- Canadian Open
The Canadian Open was first played in 1904, nine years after the Canadian Amateur Championship had been established. A co-organized event by Golf Canada (previously known as the Royal Canadian Golf Association) and the PGA Tour, it’s one of the oldest running tournaments on the professional circuit in North America. The inaugural Open was won by the English-born professional at Royal Ottawa, Jack Oke, who outscored nine other professionals and seven amateurs in the 36-hole contest.
Royal Montreal Golf Club, founded in 1873, is the oldest golfing society in North America so it was fitting that the first Canadian Open championship should be hosted at the club’s former location in Dorval. Another four Opens would be held there before the club moved to its present site, where a further five editions have since been contested between 1975 and 2014.

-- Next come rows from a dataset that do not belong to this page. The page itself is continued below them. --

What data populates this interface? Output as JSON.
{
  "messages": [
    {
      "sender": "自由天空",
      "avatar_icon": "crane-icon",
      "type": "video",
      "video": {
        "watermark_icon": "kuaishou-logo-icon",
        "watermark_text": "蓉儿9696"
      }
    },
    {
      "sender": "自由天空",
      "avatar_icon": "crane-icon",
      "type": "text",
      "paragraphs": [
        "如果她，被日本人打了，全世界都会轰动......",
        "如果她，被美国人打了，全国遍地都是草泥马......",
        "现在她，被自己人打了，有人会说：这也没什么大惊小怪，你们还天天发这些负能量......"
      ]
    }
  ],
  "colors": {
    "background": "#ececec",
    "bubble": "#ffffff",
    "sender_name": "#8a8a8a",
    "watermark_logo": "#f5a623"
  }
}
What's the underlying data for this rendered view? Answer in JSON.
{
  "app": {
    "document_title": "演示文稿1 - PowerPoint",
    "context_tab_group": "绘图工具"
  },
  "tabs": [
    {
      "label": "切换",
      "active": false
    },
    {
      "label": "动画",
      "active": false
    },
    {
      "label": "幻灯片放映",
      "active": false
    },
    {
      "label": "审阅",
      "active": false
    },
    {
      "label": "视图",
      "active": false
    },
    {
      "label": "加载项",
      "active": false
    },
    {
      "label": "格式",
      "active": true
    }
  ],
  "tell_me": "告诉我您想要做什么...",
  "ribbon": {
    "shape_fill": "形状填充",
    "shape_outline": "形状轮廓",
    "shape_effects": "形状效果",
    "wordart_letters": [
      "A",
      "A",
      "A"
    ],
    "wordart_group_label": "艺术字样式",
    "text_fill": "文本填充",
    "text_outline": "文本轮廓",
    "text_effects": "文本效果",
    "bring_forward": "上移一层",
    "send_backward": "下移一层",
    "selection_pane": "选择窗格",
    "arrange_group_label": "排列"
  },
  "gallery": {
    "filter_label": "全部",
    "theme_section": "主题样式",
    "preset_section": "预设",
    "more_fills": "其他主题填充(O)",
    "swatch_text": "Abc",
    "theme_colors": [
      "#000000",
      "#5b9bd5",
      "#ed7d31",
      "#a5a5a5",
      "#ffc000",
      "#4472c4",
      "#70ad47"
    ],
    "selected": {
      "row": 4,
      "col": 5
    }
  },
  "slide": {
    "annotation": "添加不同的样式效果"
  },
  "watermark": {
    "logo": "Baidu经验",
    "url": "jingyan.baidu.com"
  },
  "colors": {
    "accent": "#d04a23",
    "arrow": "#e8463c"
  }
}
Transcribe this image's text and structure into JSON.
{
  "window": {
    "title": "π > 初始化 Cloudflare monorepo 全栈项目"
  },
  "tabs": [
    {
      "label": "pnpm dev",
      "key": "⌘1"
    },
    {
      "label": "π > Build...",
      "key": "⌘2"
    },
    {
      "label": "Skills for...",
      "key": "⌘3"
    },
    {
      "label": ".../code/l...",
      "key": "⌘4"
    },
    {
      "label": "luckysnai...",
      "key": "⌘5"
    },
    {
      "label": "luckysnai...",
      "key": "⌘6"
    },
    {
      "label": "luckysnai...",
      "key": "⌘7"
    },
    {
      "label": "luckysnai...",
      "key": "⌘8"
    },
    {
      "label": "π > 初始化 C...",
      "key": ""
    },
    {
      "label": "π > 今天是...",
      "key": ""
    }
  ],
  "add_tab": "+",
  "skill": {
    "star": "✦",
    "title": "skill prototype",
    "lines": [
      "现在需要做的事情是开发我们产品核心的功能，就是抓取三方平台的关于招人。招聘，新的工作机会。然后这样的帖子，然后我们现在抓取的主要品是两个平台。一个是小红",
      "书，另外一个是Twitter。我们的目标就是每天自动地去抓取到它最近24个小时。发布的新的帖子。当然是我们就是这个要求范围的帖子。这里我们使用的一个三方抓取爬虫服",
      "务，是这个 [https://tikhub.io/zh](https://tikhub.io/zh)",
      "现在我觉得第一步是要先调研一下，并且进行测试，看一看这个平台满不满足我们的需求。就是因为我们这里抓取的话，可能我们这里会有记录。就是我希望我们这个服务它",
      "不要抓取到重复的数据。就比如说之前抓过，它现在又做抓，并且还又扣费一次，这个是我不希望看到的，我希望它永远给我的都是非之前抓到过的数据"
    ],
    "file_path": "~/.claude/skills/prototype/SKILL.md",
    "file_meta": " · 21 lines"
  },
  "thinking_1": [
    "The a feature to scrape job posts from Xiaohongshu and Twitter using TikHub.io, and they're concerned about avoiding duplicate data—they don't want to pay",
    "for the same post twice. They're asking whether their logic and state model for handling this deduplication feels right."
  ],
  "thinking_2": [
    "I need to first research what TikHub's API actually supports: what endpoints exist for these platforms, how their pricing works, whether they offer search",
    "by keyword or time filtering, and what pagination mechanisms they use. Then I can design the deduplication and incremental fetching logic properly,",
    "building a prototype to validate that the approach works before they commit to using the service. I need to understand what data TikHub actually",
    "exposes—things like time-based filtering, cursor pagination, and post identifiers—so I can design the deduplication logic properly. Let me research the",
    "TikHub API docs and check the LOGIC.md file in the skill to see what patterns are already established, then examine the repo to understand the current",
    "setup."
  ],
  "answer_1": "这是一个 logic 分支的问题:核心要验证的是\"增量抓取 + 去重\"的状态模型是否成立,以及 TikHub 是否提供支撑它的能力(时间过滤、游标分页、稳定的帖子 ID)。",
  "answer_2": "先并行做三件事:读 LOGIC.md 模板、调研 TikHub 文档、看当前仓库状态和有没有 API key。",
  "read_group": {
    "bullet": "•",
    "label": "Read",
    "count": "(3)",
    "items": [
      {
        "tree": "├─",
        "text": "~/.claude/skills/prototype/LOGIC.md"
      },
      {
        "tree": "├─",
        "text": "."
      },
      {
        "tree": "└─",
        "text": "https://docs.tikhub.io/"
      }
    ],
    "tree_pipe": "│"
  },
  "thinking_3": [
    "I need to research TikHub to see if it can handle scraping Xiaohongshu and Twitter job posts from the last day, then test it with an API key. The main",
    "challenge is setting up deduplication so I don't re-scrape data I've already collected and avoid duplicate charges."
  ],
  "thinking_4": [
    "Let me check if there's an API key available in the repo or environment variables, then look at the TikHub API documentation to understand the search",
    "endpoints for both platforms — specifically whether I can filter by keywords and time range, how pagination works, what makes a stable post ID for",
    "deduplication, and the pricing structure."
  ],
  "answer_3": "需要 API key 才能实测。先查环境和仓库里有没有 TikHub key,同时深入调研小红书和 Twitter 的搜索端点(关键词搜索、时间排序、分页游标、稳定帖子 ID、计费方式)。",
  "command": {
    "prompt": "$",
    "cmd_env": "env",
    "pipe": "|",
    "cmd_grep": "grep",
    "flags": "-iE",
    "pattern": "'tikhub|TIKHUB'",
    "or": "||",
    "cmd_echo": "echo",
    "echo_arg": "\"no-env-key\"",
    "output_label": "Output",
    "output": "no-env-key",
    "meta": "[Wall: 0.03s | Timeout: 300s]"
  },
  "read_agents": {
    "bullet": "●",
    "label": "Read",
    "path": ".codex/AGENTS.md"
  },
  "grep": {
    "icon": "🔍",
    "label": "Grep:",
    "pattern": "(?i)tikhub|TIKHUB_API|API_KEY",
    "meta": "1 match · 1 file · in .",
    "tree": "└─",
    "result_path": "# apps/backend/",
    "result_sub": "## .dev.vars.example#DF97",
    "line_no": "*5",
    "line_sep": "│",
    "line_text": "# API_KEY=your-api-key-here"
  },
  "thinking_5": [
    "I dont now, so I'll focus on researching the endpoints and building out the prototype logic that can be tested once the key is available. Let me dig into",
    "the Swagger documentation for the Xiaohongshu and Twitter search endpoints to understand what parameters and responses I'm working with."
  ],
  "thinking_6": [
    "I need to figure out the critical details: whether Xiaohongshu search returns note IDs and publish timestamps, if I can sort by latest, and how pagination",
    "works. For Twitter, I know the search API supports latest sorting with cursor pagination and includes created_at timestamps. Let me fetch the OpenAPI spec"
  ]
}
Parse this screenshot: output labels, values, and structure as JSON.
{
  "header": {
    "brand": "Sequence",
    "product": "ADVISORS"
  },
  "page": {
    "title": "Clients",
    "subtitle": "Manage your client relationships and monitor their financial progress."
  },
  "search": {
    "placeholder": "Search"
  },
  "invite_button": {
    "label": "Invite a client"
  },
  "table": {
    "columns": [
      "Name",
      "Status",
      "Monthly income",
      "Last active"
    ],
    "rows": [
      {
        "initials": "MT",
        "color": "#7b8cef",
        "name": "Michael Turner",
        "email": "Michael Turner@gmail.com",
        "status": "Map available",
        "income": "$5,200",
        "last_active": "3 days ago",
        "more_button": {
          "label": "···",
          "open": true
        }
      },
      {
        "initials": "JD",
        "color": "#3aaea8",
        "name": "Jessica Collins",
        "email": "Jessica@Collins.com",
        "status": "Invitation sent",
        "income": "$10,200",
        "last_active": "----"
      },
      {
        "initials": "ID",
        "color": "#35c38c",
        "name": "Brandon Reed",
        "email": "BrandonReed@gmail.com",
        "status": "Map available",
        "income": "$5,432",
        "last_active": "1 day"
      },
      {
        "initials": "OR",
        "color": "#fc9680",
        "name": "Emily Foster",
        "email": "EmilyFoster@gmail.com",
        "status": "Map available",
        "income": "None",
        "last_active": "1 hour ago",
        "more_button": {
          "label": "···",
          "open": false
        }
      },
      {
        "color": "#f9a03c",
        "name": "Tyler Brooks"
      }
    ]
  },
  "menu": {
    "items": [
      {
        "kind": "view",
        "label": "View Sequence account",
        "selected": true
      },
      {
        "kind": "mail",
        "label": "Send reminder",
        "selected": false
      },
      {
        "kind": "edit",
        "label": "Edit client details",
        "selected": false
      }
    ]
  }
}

Early winners of this stroke play competition – including James Douglas Edgar who won by a record margin of 16 shots at Hamilton in 1919 – were presented with a gold medal but the Rivermead Cup was introduced when the event was held at Rivermead Golf Club in 1920. New sponsors then presented new trophies: first The Seagram Gold Cup in 1936, followed by The Du Maurier Trophy in 1971.
In 1994, with tobacco companies no longer in favour, the RCGA commissioned a new sterling silver trophy with a map of Canada etched onto the top dome, emblematic maple leaves cupping the bowl and enamelled flags of the various provinces and territories positioned around the circumference of the dome. The base of Canadian maple is inscribed with the names of all the former champions.
Leo Diegel has won most Opens, claiming four titles between 1924 and 1929. Three golfers have each won the event on three occasions: Tommy Armour (1927, 1930, 1934), Sam Snead (1938, 1940, 1941) and Lee Trevino (1971, 1977, 1979). Trevino’s last win saw him become the first to capture the triple crown of The Open, US Open and Canadian Open in the same year. Tiger Woods then emulated this feat twenty-nine years later.
Interestingly, Jack Nicklaus never managed to get his named etched on the winner’s trophy (he was runner-up seven times) and Doug Sanders in 1956 is the lone amateur so far to claim the title. To the disappointment of home supporters, there have been only five native champions: George Cumming (1905), Charlie Murray (1906, 1911), Albert Murray (1908, 1913), Karl Keffer (1909, 1914) and Pat Fletcher (1954).
All but nine of the Canadian Opens have been held in Ontario or Quebec. For those played in other provinces, Riverside in New Brunswick was the venue in 1939, St Charles and Niakwa in Manitoba hosted in 1952 and 1961, while Royal Mayfair staged the 1948 event in Alberta. Shaughnessy (1948, 1966, 2005, 2011) and Point Grey (1954) have hosted the tournament in British Columbia.
Glen Abbey in Oakville has hosted 30 Open Championships, all of them in the modern era, starting in 1977. Also in Ontario, Mississagua (1931-1974) and Hamilton (1919-2019) have each helped to arrange six tournaments, with the golf courses at Toronto (1905-1927) and St George’s (1933-2010) each used for Open competition on five occasions.
Five courses that hosted the Canadian Open are not listed below. The first one is the original layout at Toronto (1905-1909) as the club has since moved to a new location. The same applies to Royal Montreal’s initial layout (1904-1950) and Summerlea in Montreal (1935). The other two courses belong to clubs that no longer exist, namely St Andrews Club in Toronto (1936, 1937) and Montreal Municipal (1967) which closed in 1976 for the Olympic Games then the layout was integrated into the city’s park network.
Canadian Open Top 100 Leaderboard
B-NL Challenge Trophy